By Paolo Valpolini
It is known as Tiger 4.0 and should bring the Republic of Korea Army (ROKA) into the future battlefield well equipped to fight opponents deploying next generation systems. A key element of that plan is the upgrade of ROKA armoured vehicles, first to improve their protection and firepower, then to improve their effectiveness trough a full networking based on BMS and radio.
DX Defense & Security Expo Korea, one of the few defence exhibitions that survived the pandemic, is opening its doors on November 18 in Seoul for a three-day business event, the publc day having been cancelled due to the health situation.
The exhibition being mostly aimed at land forces equipment, Tiger 4.0 will definitely be the top subject of the show, numerous competitors lining up for the incoming bid that should lead to the selection of a few companies, their proposals then undergoing a thorough testing period that will lead to the final selection.
Among those we find Rafael of Israel, which will showcase its Next-Generation Combat Vehicle Suite, NGCV-S in short. “The NGCV-S is something that we matured quite recently here in Rafael, and now we are offering it to South Korea,” Udi N., director of marketing, land manoeuvre systems directorate at Rafael tells EDR On-Line. A holistic and modular solution, many of its bricks having been developed to answer national military needs, Rafaels NGCV-S is scalable and includes all the elements that the Tiger 4.0 programme is looking for as far as vehicles modernisation is concerned. “One of our key advantages is that we offer a full solution coming from a single company, which makes things much easier for the OEM (Original Equipment Manufacturer) to manage the upgrade programme, the one-stop-shop solution making integration easier and mode cost effective,” Udi N. adds.
Rafael is probably the only or one of the very few companies that can offer a protection solution that includes active, passive and reactive system. “Our Trophy is a combat proven solution [with the Israeli Defence Forces], and following a weight and size reduction it can now be fitted from 6×6 to Main Battle Tanks,” Rafael’s active protection system customers having bagged orders from export customers, among them the US Army. The Haifa-based company was a pioneer in reactive armour elements, and is still improving its reactive and passive armour packages, reducing weight and increasing protection, which is now over Level 6, underbelly kits for improving protection against mines and IEDs being also part of its portfolio.

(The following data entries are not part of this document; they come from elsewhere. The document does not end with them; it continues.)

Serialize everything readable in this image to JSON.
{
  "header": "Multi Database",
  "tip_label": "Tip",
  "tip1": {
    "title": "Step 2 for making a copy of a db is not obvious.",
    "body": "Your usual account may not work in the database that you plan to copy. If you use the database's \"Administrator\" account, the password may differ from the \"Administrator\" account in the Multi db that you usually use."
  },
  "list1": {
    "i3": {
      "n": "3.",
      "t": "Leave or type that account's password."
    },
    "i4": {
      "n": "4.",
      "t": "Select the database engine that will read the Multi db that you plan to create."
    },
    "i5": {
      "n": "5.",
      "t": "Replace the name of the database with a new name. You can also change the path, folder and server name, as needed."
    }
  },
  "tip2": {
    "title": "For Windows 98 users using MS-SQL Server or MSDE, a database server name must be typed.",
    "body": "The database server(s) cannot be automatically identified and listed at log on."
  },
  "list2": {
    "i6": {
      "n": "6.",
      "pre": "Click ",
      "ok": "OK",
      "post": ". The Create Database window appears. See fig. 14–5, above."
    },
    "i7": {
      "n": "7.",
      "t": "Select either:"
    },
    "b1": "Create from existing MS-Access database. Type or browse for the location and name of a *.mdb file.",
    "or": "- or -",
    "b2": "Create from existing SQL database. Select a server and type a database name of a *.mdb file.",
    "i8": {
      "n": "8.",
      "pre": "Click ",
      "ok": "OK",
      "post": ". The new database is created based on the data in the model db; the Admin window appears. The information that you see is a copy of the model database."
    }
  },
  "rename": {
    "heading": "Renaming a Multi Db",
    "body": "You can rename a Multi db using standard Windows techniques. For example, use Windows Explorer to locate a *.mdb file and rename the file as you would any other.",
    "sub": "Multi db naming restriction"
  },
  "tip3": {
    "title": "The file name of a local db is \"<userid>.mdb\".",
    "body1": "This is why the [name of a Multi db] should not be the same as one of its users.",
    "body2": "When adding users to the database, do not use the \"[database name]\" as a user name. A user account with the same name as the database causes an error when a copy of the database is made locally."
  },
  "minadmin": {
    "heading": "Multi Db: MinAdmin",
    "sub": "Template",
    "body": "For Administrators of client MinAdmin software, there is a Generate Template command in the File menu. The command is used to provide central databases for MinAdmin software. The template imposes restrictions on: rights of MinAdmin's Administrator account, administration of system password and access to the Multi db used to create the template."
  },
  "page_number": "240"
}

“In the lethality segment we propose our Samson family of turrets, of which we sold over 6,000 pieces in the last three decades,” Udi N. says, underlining that most of the customers belong to NATO. Light to medium calibre solutions are available, with the possibility of integrating the Spike 5th generation missile system, a solution already available on the Samson 30 RCWS, usually armed with the Northrop Grumman Mk44 Bushmaster II 30 mm chain gun. Beside the mid- to long-range versions of its Spike, which give the vehicle a considerable lethal range, Rafael is also proposing its Spike Firefly, the 3 kg MTOW rotary wing loitering munition with a 30 minutes endurance, capable to provide real-time situational awareness at distance before diving onto the target to destroy it; “We can install the Firefly launch tubes either on the turret or on the vehicle itself,” Udi N. explains, adding that those mentioned are the unclassified solutions that are being proposed, other remaining under wrap.
Adding those systems would certainly improve the South Korean combat vehicles capabilities, however the true force multiplier is the Battle Management System, which includes a number of solutions derived from those developed for the Israeli Carmel 8×8 programme. The work done by the company on digitised 3D scenarios and the digitisation of all sensors and effectors has led to the development of different systems, a key one being the Fire Weaver combat system that allows simultaneous connection of all sensors and shooters, in a fully GPS-independent environment as exact position is established by pixel correlation with the digital scenario. For more information please click HERE. Another system based on computer-vision technologies is the CT-Mentor, which allows precise navigation and localisation in GPS-denied environment also thanks to SLAM (Simultaneous Localization And Mapping) algorithms.
Combat Artificial Intelligence will finally ensure automatic mission planning and weapon selection, easing much of the burden from commanders and operators. All this thanks to the secure high-throughput link of the BNET software defined radio family, ensuring very high speed broadband transmission of voice, data sand video signals. “Our solution will be installable on all ROKA armoured vehicles, as it is fully modular, and we aim at providing the Army with a multiplatform system,” Udi N. concludes saying that the next step will be to bring the system to upper levels, linking Army manoeuvre elements with higher headquarters and then to Air Force and Navy assets.
Photos courtesy Rafael